REQUIRED WORK: Go through the records below and report each line with "JSON" in it.
━━━ MATERIAL PROVIDED ━━━
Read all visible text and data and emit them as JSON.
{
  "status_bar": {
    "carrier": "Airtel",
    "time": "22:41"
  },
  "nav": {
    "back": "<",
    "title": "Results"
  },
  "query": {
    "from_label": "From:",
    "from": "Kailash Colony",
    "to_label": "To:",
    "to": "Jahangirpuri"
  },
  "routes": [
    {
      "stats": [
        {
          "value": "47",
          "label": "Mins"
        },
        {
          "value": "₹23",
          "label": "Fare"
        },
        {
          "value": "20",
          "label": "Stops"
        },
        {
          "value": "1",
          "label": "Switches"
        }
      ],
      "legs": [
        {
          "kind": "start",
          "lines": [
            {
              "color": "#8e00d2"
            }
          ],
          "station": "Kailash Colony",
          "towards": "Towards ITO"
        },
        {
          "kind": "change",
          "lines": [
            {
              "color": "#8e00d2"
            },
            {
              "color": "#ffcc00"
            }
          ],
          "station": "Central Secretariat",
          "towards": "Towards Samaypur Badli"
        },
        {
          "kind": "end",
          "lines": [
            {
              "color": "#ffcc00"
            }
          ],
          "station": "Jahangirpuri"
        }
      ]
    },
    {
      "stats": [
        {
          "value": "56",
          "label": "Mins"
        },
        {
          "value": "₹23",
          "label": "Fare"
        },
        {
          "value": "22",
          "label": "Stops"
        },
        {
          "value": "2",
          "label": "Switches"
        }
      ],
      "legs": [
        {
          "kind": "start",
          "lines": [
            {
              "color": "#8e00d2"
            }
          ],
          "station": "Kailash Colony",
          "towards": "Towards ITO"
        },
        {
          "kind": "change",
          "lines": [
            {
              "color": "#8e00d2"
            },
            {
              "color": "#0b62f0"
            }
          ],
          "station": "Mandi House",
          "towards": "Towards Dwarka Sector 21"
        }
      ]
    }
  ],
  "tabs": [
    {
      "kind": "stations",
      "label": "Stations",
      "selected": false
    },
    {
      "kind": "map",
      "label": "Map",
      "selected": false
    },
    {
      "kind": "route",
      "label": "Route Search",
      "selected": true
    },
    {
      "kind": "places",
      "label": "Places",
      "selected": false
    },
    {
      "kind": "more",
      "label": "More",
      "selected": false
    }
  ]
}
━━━
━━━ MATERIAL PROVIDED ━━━
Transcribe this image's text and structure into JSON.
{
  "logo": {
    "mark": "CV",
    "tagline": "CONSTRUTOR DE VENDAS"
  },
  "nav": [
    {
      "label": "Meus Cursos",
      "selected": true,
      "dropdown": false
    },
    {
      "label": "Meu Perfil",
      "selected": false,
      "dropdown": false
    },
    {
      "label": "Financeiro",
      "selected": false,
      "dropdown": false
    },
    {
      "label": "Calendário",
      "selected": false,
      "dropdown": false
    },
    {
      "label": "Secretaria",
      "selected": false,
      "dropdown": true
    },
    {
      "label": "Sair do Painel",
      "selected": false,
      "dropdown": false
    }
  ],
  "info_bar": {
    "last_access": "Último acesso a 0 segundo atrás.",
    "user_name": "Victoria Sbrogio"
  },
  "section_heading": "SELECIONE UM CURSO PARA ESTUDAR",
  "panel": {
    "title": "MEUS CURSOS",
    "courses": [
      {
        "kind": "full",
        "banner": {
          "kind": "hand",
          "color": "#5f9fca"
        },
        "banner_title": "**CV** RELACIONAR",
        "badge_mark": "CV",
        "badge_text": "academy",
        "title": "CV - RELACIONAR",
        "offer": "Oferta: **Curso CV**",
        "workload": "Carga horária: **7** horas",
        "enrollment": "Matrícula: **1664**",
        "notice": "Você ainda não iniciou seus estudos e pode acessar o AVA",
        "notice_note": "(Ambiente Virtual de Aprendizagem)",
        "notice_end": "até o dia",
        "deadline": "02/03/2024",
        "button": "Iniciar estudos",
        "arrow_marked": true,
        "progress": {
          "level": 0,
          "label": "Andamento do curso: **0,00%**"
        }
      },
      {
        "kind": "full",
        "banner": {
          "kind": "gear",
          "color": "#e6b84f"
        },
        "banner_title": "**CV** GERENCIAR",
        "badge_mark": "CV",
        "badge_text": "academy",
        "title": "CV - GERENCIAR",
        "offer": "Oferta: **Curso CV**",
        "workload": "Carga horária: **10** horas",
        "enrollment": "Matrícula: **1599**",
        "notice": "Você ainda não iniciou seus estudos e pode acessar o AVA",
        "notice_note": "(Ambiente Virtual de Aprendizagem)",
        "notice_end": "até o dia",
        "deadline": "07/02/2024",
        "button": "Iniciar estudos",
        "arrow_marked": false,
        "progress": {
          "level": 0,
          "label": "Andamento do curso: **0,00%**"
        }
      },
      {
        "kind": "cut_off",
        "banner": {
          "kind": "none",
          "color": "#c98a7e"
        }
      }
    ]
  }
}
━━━
SOLUTION TO THIS EXERCISE:
Read all visible text and data and emit them as JSON.
Transcribe this image's text and structure into JSON.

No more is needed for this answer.